• [Exercise objective]: Output every entry exactly, from the first line to the last.

Saved data entries:

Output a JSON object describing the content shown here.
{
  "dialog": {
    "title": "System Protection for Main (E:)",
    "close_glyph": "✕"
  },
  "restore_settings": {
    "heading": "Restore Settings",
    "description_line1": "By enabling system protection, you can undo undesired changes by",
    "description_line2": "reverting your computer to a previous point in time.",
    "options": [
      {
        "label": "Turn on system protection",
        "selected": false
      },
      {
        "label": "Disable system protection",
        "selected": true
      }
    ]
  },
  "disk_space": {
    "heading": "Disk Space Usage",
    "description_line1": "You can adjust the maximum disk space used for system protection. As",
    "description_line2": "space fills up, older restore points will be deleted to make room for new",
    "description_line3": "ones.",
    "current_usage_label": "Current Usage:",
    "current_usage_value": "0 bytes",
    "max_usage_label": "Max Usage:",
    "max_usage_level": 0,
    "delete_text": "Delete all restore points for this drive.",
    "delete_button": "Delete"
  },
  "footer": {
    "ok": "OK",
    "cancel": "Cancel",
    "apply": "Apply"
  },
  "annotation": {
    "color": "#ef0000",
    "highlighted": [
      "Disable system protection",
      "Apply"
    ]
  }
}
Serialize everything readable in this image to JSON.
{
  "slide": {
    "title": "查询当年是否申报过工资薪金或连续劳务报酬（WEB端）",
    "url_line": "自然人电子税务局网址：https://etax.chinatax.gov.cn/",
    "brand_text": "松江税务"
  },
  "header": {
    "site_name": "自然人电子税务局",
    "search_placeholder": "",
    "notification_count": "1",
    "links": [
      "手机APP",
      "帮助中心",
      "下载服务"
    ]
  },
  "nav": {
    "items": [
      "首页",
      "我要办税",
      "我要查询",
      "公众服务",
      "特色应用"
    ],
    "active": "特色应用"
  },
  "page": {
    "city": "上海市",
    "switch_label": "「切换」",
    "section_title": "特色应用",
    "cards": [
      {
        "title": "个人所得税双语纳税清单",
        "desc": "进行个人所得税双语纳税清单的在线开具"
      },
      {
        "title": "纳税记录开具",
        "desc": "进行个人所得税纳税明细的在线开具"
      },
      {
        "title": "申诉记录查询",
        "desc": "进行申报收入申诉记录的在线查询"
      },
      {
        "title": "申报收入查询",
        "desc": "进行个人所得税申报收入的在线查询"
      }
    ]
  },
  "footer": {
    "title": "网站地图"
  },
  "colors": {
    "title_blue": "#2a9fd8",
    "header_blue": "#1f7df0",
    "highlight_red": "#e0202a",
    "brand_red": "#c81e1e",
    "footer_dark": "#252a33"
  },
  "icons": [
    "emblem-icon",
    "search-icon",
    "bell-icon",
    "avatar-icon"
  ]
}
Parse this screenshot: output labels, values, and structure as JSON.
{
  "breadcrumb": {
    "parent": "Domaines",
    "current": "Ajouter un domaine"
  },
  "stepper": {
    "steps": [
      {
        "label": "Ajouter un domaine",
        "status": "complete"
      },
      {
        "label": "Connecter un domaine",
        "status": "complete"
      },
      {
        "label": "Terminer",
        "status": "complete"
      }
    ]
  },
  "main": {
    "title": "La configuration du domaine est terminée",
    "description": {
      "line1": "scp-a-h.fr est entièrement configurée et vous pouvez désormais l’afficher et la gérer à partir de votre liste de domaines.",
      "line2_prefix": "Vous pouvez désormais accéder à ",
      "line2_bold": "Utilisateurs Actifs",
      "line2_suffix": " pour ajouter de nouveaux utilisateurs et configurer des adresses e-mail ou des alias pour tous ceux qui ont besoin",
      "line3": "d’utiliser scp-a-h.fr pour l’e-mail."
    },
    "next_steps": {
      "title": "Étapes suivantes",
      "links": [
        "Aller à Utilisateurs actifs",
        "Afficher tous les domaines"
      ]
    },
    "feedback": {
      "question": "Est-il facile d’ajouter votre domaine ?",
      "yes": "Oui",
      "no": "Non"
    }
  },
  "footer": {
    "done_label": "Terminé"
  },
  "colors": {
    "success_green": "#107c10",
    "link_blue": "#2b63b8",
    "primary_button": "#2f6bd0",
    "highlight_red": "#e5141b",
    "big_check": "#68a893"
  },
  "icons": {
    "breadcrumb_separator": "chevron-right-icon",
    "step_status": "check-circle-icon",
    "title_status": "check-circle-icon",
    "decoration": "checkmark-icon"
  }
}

• [Output of the task]:
Output a JSON object describing the content shown here.
{
  "dialog": {
    "title": "System Protection for Main (E:)",
    "close_glyph": "✕"
  },
  "restore_settings": {
    "heading": "Restore Settings",
    "description_line1": "By enabling system protection, you can undo undesired changes by",
    "description_line2": "reverting your computer to a previous point in time.",
    "options": [
      {
        "label": "Turn on system protection",
        "selected": false
      },
      {
        "label": "Disable system protection",
        "selected": true
      }
    ]
  },
  "disk_space": {
    "heading": "Disk Space Usage",
    "description_line1": "You can adjust the maximum disk space used for system protection. As",
    "description_line2": "space fills up, older restore points will be deleted to make room for new",
    "description_line3": "ones.",
    "current_usage_label": "Current Usage:",
    "current_usage_value": "0 bytes",
    "max_usage_label": "Max Usage:",
    "max_usage_level": 0,
    "delete_text": "Delete all restore points for this drive.",
    "delete_button": "Delete"
  },
  "footer": {
    "ok": "OK",
    "cancel": "Cancel",
    "apply": "Apply"
  },
  "annotation": {
    "color": "#ef0000",
    "highlighted": [
      "Disable system protection",
      "Apply"
    ]
  }
}
Serialize everything readable in this image to JSON.
{
  "slide": {
    "title": "查询当年是否申报过工资薪金或连续劳务报酬（WEB端）",
    "url_line": "自然人电子税务局网址：https://etax.chinatax.gov.cn/",
    "brand_text": "松江税务"
  },
  "header": {
    "site_name": "自然人电子税务局",
    "search_placeholder": "",
    "notification_count": "1",
    "links": [
      "手机APP",
      "帮助中心",
      "下载服务"
    ]
  },
  "nav": {
    "items": [
      "首页",
      "我要办税",
      "我要查询",
      "公众服务",
      "特色应用"
    ],
    "active": "特色应用"
  },
  "page": {
    "city": "上海市",
    "switch_label": "「切换」",
    "section_title": "特色应用",
    "cards": [
      {
        "title": "个人所得税双语纳税清单",
        "desc": "进行个人所得税双语纳税清单的在线开具"
      },
      {
        "title": "纳税记录开具",
        "desc": "进行个人所得税纳税明细的在线开具"
      },
      {
        "title": "申诉记录查询",
        "desc": "进行申报收入申诉记录的在线查询"
      },
      {
        "title": "申报收入查询",
        "desc": "进行个人所得税申报收入的在线查询"
      }
    ]
  },
  "footer": {
    "title": "网站地图"
  },
  "colors": {
    "title_blue": "#2a9fd8",
    "header_blue": "#1f7df0",
    "highlight_red": "#e0202a",
    "brand_red": "#c81e1e",
    "footer_dark": "#252a33"
  },
  "icons": [
    "emblem-icon",
    "search-icon",
    "bell-icon",
    "avatar-icon"
  ]
}
Parse this screenshot: output labels, values, and structure as JSON.
{
  "breadcrumb": {
    "parent": "Domaines",
    "current": "Ajouter un domaine"
  },
  "stepper": {
    "steps": [
      {
        "label": "Ajouter un domaine",
        "status": "complete"
      },
      {
        "label": "Connecter un domaine",
        "status": "complete"
      },
      {
        "label": "Terminer",
        "status": "complete"
      }
    ]
  },
  "main": {
    "title": "La configuration du domaine est terminée",
    "description": {
      "line1": "scp-a-h.fr est entièrement configurée et vous pouvez désormais l’afficher et la gérer à partir de votre liste de domaines.",
      "line2_prefix": "Vous pouvez désormais accéder à ",
      "line2_bold": "Utilisateurs Actifs",
      "line2_suffix": " pour ajouter de nouveaux utilisateurs et configurer des adresses e-mail ou des alias pour tous ceux qui ont besoin",
      "line3": "d’utiliser scp-a-h.fr pour l’e-mail."
    },
    "next_steps": {
      "title": "Étapes suivantes",
      "links": [
        "Aller à Utilisateurs actifs",
        "Afficher tous les domaines"
      ]
    },
    "feedback": {
      "question": "Est-il facile d’ajouter votre domaine ?",
      "yes": "Oui",
      "no": "Non"
    }
  },
  "footer": {
    "done_label": "Terminé"
  },
  "colors": {
    "success_green": "#107c10",
    "link_blue": "#2b63b8",
    "primary_button": "#2f6bd0",
    "highlight_red": "#e5141b",
    "big_check": "#68a893"
  },
  "icons": {
    "breadcrumb_separator": "chevron-right-icon",
    "step_status": "check-circle-icon",
    "title_status": "check-circle-icon",
    "decoration": "checkmark-icon"
  }
}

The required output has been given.